- What is expected
For this exercise, retype each line of the material below verbatim and omit any picture.

# # # # #

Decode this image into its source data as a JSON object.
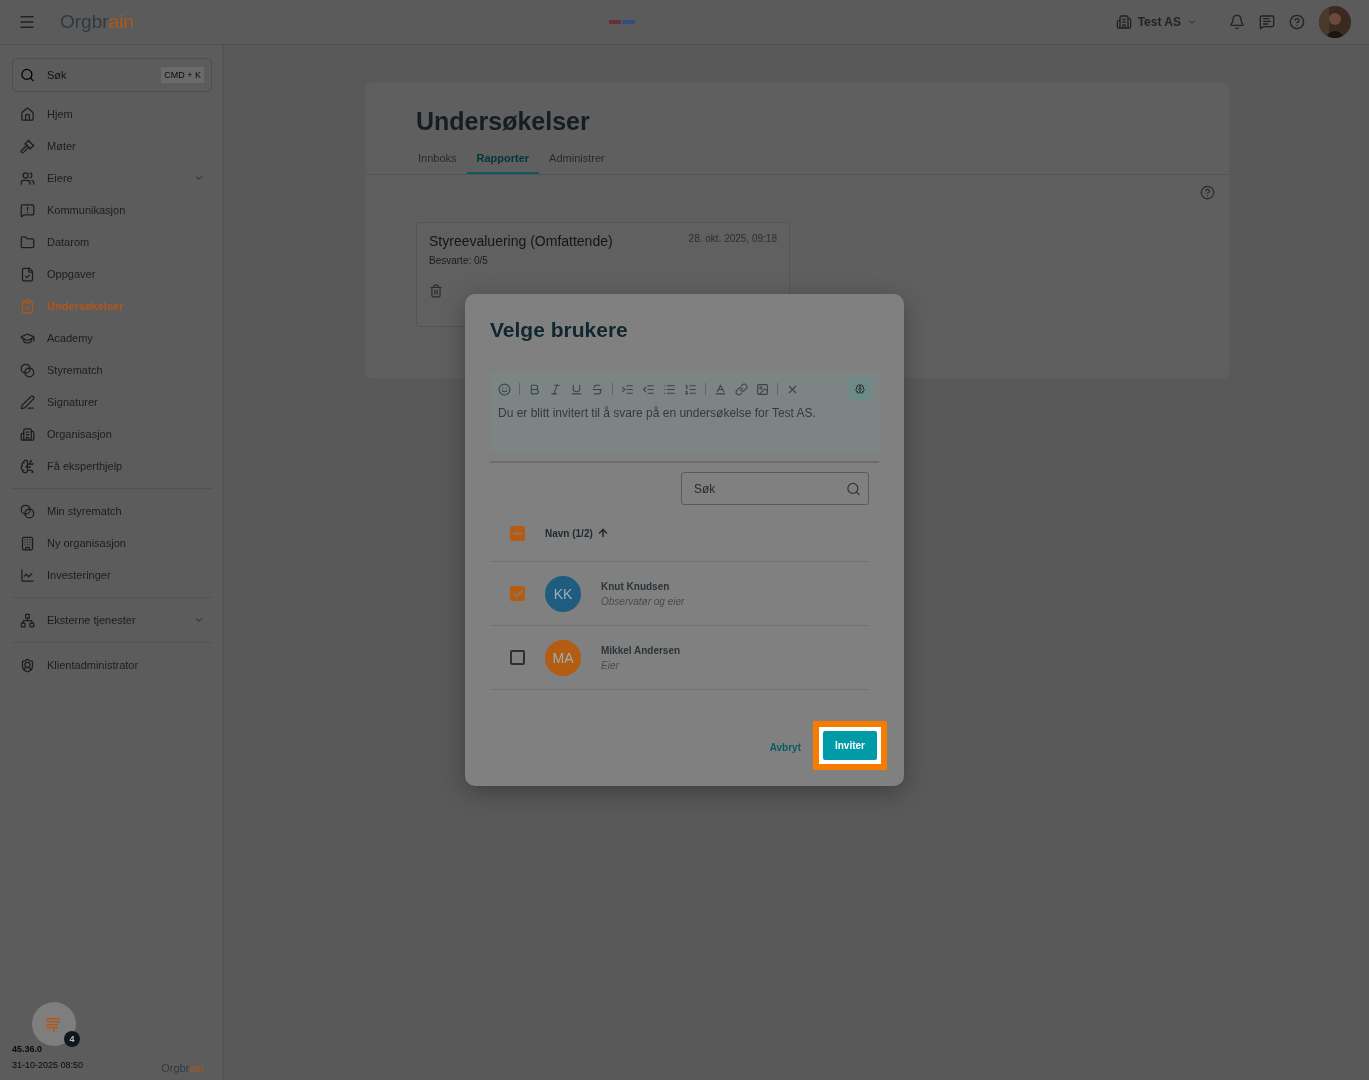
{
  "topbar": {
    "logo_main": "Orgbr",
    "logo_accent": "ain",
    "organization": "Test AS"
  },
  "sidebar": {
    "search": {
      "placeholder": "Søk",
      "shortcut": "CMD + K"
    },
    "groups": [
      {
        "items": [
          {
            "label": "Hjem",
            "kind": "link",
            "selected": false
          },
          {
            "label": "Møter",
            "kind": "link",
            "selected": false
          },
          {
            "label": "Eiere",
            "kind": "group",
            "selected": false
          },
          {
            "label": "Kommunikasjon",
            "kind": "link",
            "selected": false
          },
          {
            "label": "Datarom",
            "kind": "link",
            "selected": false
          },
          {
            "label": "Oppgaver",
            "kind": "link",
            "selected": false
          },
          {
            "label": "Undersøkelser",
            "kind": "link",
            "selected": true
          },
          {
            "label": "Academy",
            "kind": "link",
            "selected": false
          },
          {
            "label": "Styrematch",
            "kind": "link",
            "selected": false
          },
          {
            "label": "Signaturer",
            "kind": "link",
            "selected": false
          },
          {
            "label": "Organisasjon",
            "kind": "link",
            "selected": false
          },
          {
            "label": "Få eksperthjelp",
            "kind": "link",
            "selected": false
          }
        ]
      },
      {
        "items": [
          {
            "label": "Min styrematch",
            "kind": "link",
            "selected": false
          },
          {
            "label": "Ny organisasjon",
            "kind": "link",
            "selected": false
          },
          {
            "label": "Investeringer",
            "kind": "link",
            "selected": false
          }
        ]
      },
      {
        "items": [
          {
            "label": "Eksterne tjenester",
            "kind": "group",
            "selected": false
          }
        ]
      },
      {
        "items": [
          {
            "label": "Klientadministrator",
            "kind": "link",
            "selected": false
          }
        ]
      }
    ],
    "help_badge": "4",
    "version": "45.36.0",
    "build_date": "31-10-2025 08:50",
    "footer_logo_main": "Orgbr",
    "footer_logo_accent": "ain"
  },
  "page": {
    "title": "Undersøkelser",
    "tabs": [
      {
        "label": "Innboks",
        "selected": false
      },
      {
        "label": "Rapporter",
        "selected": true
      },
      {
        "label": "Administrer",
        "selected": false
      }
    ],
    "survey_card": {
      "title": "Styreevaluering (Omfattende)",
      "date": "28. okt. 2025, 09:18",
      "answered": "Besvarte: 0/5"
    }
  },
  "dialog": {
    "title": "Velge brukere",
    "message": "Du er blitt invitert til å svare på en undersøkelse for Test AS.",
    "search": {
      "placeholder": "Søk"
    },
    "select_all": {
      "checked": true,
      "partial": true
    },
    "column": "Navn (1/2)",
    "users": [
      {
        "initials": "KK",
        "name": "Knut Knudsen",
        "role": "Observatør og eier",
        "checked": true,
        "color": "#1e5c80"
      },
      {
        "initials": "MA",
        "name": "Mikkel Andersen",
        "role": "Eier",
        "checked": false,
        "color": "#b35c12"
      }
    ],
    "buttons": [
      {
        "label": "Avbryt",
        "kind": "text",
        "highlighted": false
      },
      {
        "label": "Inviter",
        "kind": "primary",
        "highlighted": true
      }
    ]
  }
}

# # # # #

- Exercise answer
Decode this image into its source data as a JSON object.
{
  "topbar": {
    "logo_main": "Orgbr",
    "logo_accent": "ain",
    "organization": "Test AS"
  },
  "sidebar": {
    "search": {
      "placeholder": "Søk",
      "shortcut": "CMD + K"
    },
    "groups": [
      {
        "items": [
          {
            "label": "Hjem",
            "kind": "link",
            "selected": false
          },
          {
            "label": "Møter",
            "kind": "link",
            "selected": false
          },
          {
            "label": "Eiere",
            "kind": "group",
            "selected": false
          },
          {
            "label": "Kommunikasjon",
            "kind": "link",
            "selected": false
          },
          {
            "label": "Datarom",
            "kind": "link",
            "selected": false
          },
          {
            "label": "Oppgaver",
            "kind": "link",
            "selected": false
          },
          {
            "label": "Undersøkelser",
            "kind": "link",
            "selected": true
          },
          {
            "label": "Academy",
            "kind": "link",
            "selected": false
          },
          {
            "label": "Styrematch",
            "kind": "link",
            "selected": false
          },
          {
            "label": "Signaturer",
            "kind": "link",
            "selected": false
          },
          {
            "label": "Organisasjon",
            "kind": "link",
            "selected": false
          },
          {
            "label": "Få eksperthjelp",
            "kind": "link",
            "selected": false
          }
        ]
      },
      {
        "items": [
          {
            "label": "Min styrematch",
            "kind": "link",
            "selected": false
          },
          {
            "label": "Ny organisasjon",
            "kind": "link",
            "selected": false
          },
          {
            "label": "Investeringer",
            "kind": "link",
            "selected": false
          }
        ]
      },
      {
        "items": [
          {
            "label": "Eksterne tjenester",
            "kind": "group",
            "selected": false
          }
        ]
      },
      {
        "items": [
          {
            "label": "Klientadministrator",
            "kind": "link",
            "selected": false
          }
        ]
      }
    ],
    "help_badge": "4",
    "version": "45.36.0",
    "build_date": "31-10-2025 08:50",
    "footer_logo_main": "Orgbr",
    "footer_logo_accent": "ain"
  },
  "page": {
    "title": "Undersøkelser",
    "tabs": [
      {
        "label": "Innboks",
        "selected": false
      },
      {
        "label": "Rapporter",
        "selected": true
      },
      {
        "label": "Administrer",
        "selected": false
      }
    ],
    "survey_card": {
      "title": "Styreevaluering (Omfattende)",
      "date": "28. okt. 2025, 09:18",
      "answered": "Besvarte: 0/5"
    }
  },
  "dialog": {
    "title": "Velge brukere",
    "message": "Du er blitt invitert til å svare på en undersøkelse for Test AS.",
    "search": {
      "placeholder": "Søk"
    },
    "select_all": {
      "checked": true,
      "partial": true
    },
    "column": "Navn (1/2)",
    "users": [
      {
        "initials": "KK",
        "name": "Knut Knudsen",
        "role": "Observatør og eier",
        "checked": true,
        "color": "#1e5c80"
      },
      {
        "initials": "MA",
        "name": "Mikkel Andersen",
        "role": "Eier",
        "checked": false,
        "color": "#b35c12"
      }
    ],
    "buttons": [
      {
        "label": "Avbryt",
        "kind": "text",
        "highlighted": false
      },
      {
        "label": "Inviter",
        "kind": "primary",
        "highlighted": true
      }
    ]
  }
}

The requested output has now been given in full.